Last Updated: 06/05/13 9:52pm
Now aged 37, the title comes 21 years into a professional career that has seen the Essex cueman reshape the game.
Here, we look at some of O'Sullivan's more memorable displays from down the years.
1997: Fastest 147
O'Sullivan's promise had already been brought to the nation's attention by a 147 break at the age of 15 and a UK Championship title success at 17. It was at the Crucible that he really won the nation's hearts, though, effortlessly posting a maximum break in his first-round clash with Mick Price in the astonishing time of five minutes and 20 seconds.
2001: First world title win
O'Sullivan finally cashed in his potential to win the game's biggest prize by beating John Higgins 18-14. A number of near misses left some wondering if the crowd favourite would ever win in Sheffield, but he dispelled all those doubts before dedicating the win to his father, Ronnie Sr, who was then serving a life sentence for murder.
2007: Semi-final maximum
O'Sullivan's UK Championship semi-final with Mark Selby was not high on quality but nonetheless went to a 17th-frame decider. Rather than playing cagey, snooker, though, O'Sullivan thumped in a breathtaking 147 and then admitted: "I cheated a bit really. I had been counting the dots on a spoon to keep focused." He beat Stephen Maguire in the final.

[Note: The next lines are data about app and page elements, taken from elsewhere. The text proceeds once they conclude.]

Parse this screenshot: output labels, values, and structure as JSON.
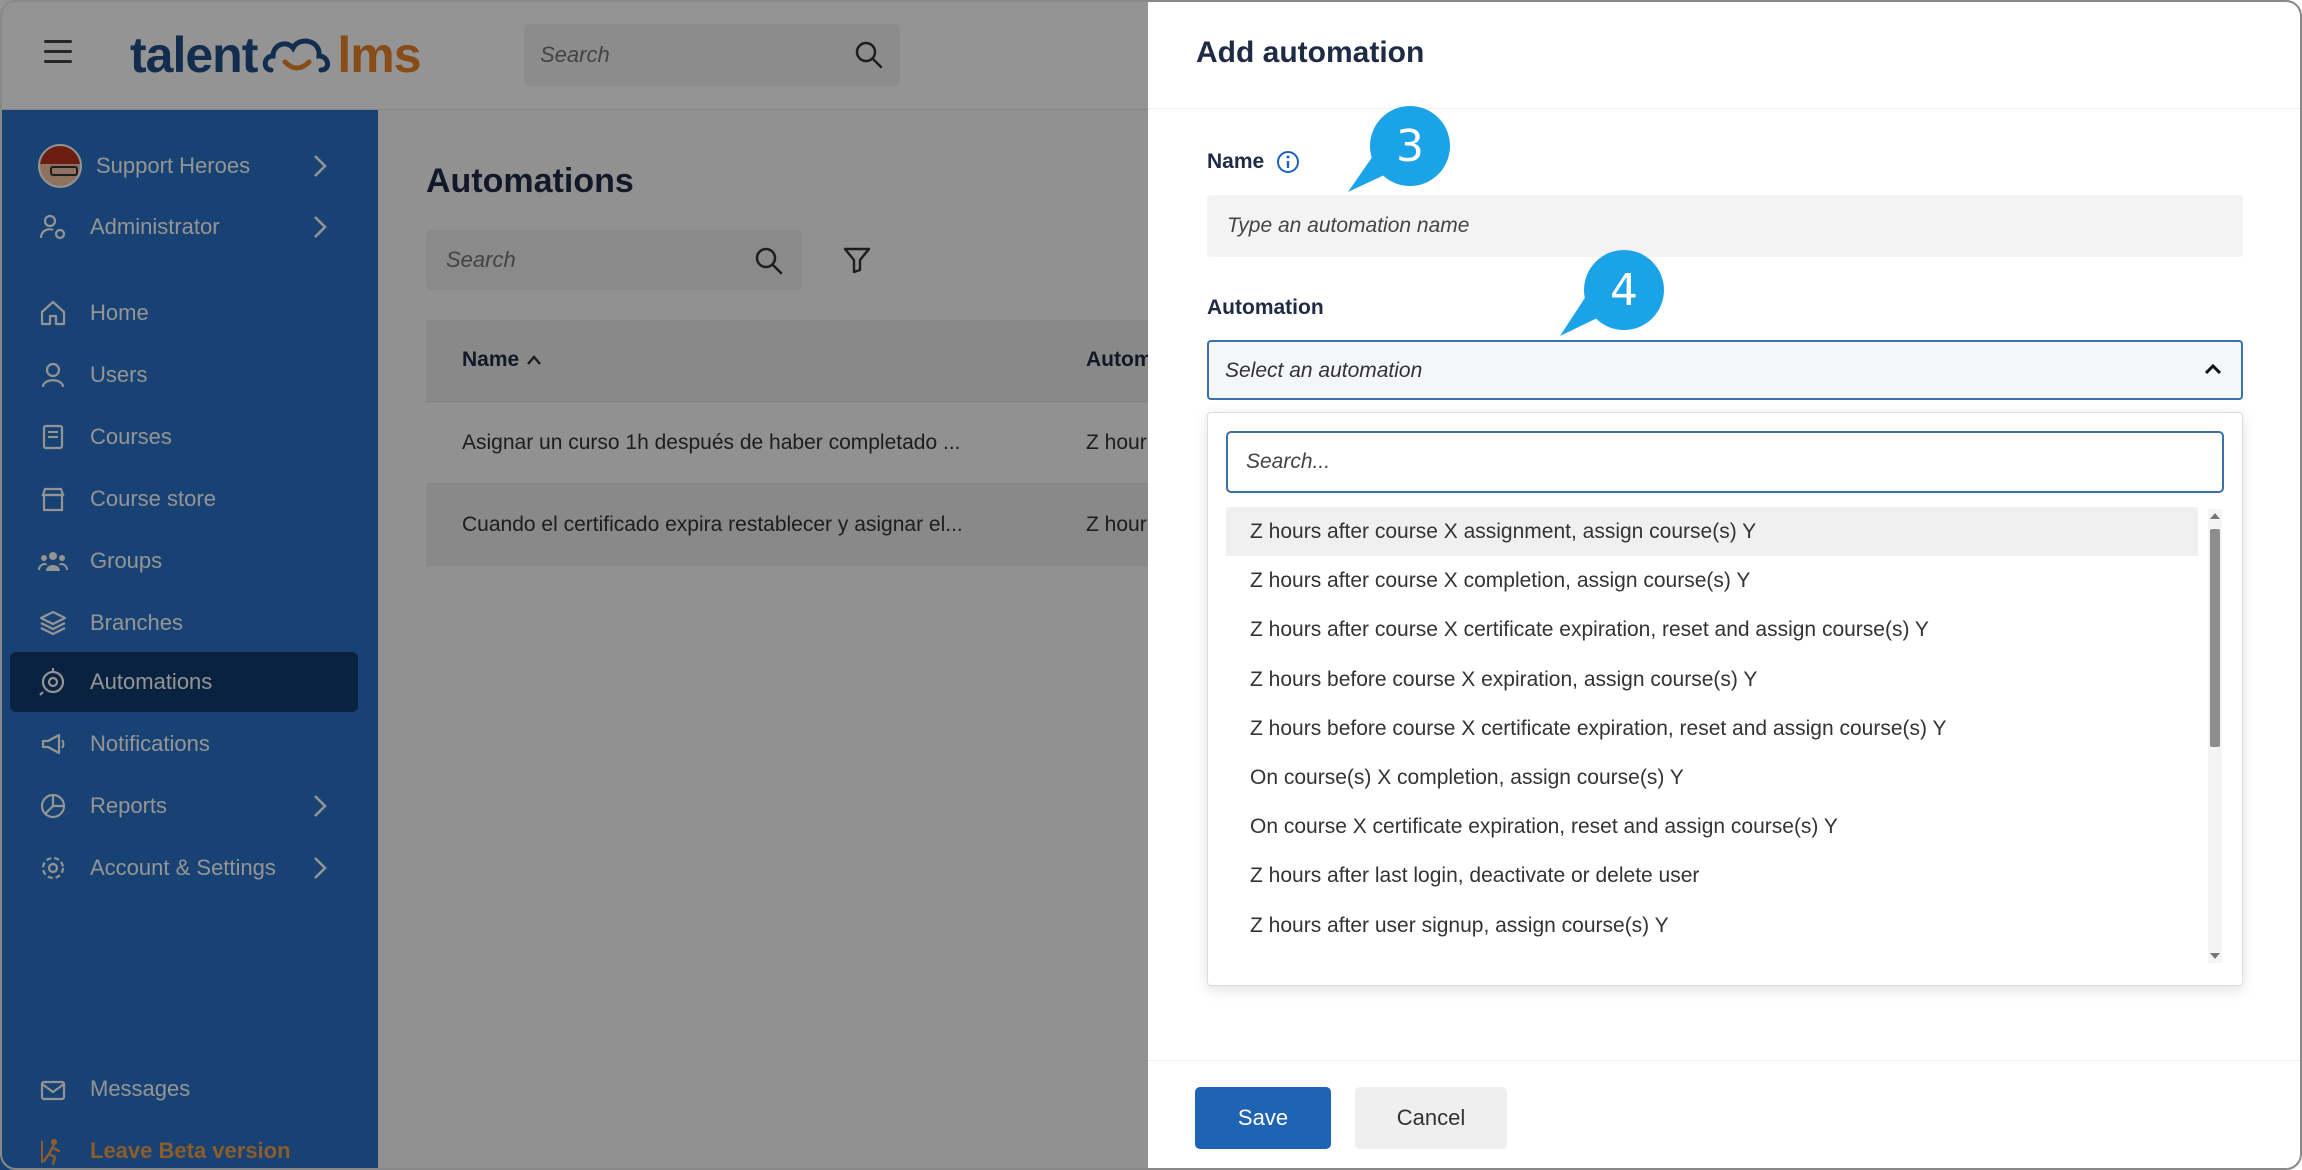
{
  "app": {
    "logo_left": "talent",
    "logo_right": "lms",
    "search_placeholder": "Search"
  },
  "sidebar": {
    "items": [
      {
        "label": "Support Heroes",
        "icon": "avatar"
      },
      {
        "label": "Administrator",
        "icon": "user-gear-icon"
      },
      {
        "label": "Home",
        "icon": "home-icon"
      },
      {
        "label": "Users",
        "icon": "user-icon"
      },
      {
        "label": "Courses",
        "icon": "book-icon"
      },
      {
        "label": "Course store",
        "icon": "store-icon"
      },
      {
        "label": "Groups",
        "icon": "groups-icon"
      },
      {
        "label": "Branches",
        "icon": "layers-icon"
      },
      {
        "label": "Automations",
        "icon": "automation-icon"
      },
      {
        "label": "Notifications",
        "icon": "megaphone-icon"
      },
      {
        "label": "Reports",
        "icon": "pie-chart-icon"
      },
      {
        "label": "Account & Settings",
        "icon": "gear-icon"
      },
      {
        "label": "Messages",
        "icon": "envelope-icon"
      },
      {
        "label": "Leave Beta version",
        "icon": "exit-icon"
      }
    ],
    "active": "Automations"
  },
  "main": {
    "title": "Automations",
    "search_placeholder": "Search",
    "columns": [
      "Name",
      "Autom"
    ],
    "rows": [
      {
        "name": "Asignar un curso 1h después de haber completado ...",
        "automation": "Z hour"
      },
      {
        "name": "Cuando el certificado expira restablecer y asignar el...",
        "automation": "Z hour"
      }
    ]
  },
  "panel": {
    "title": "Add automation",
    "name_label": "Name",
    "name_placeholder": "Type an automation name",
    "automation_label": "Automation",
    "select_placeholder": "Select an automation",
    "dropdown_search_placeholder": "Search...",
    "options": [
      "Z hours after course X assignment, assign course(s) Y",
      "Z hours after course X completion, assign course(s) Y",
      "Z hours after course X certificate expiration, reset and assign course(s) Y",
      "Z hours before course X expiration, assign course(s) Y",
      "Z hours before course X certificate expiration, reset and assign course(s) Y",
      "On course(s) X completion, assign course(s) Y",
      "On course X certificate expiration, reset and assign course(s) Y",
      "Z hours after last login, deactivate or delete user",
      "Z hours after user signup, assign course(s) Y"
    ],
    "save_label": "Save",
    "cancel_label": "Cancel"
  },
  "callouts": {
    "first": "3",
    "second": "4"
  },
  "colors": {
    "sidebar": "#2a73c6",
    "sidebar_active": "#0f3c6e",
    "primary_button": "#1f63b5",
    "callout": "#1ba3e8",
    "beta": "#f0a04a"
  }
}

2009: New cue, same result
Forever trying to set himself new challenges to recover his old self, O'Sullivan resorted to smashing up his cue on the eve of the 2009 Masters and set about trying to win the tournament - one of his favourite events - with a brand new cue. "It was fun, I really went to town on it. I wanted an excuse not to play," he said. He achieved his mission, though, beating Selby in the final.

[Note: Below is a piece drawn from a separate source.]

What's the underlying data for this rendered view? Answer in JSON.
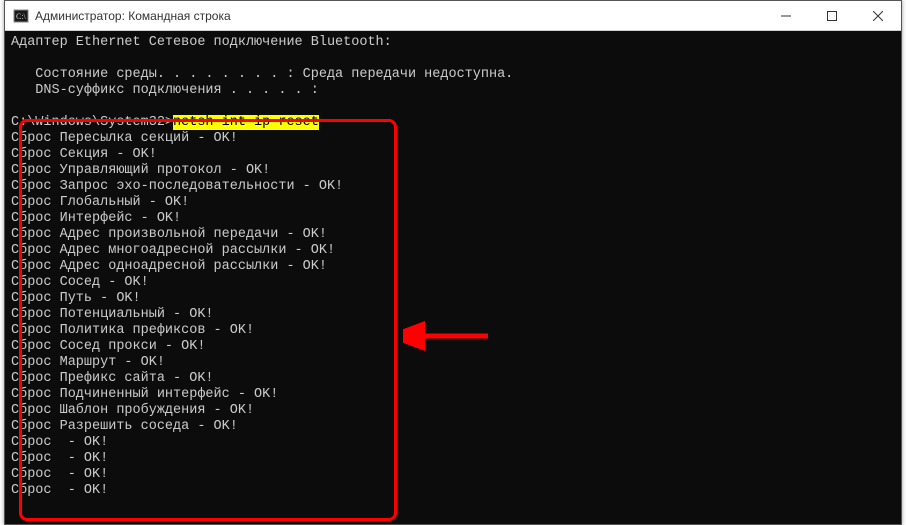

2012: Fourth world title
O'Sullivan entered the year under something of a cloud, with further talk of retirement combined with his ever-sliding ranking. Needing a positive result at the German Masters to avoid having to qualify for the World Championship, he came back from the brink in his first-round clash with Andrew Higginson before going on to take the title with a final win over Maguire. He then maintained his form through to the Worlds, making light work of stellar names such as Mark Williams and Neil Robertson before dismantling Ali Carter in the final.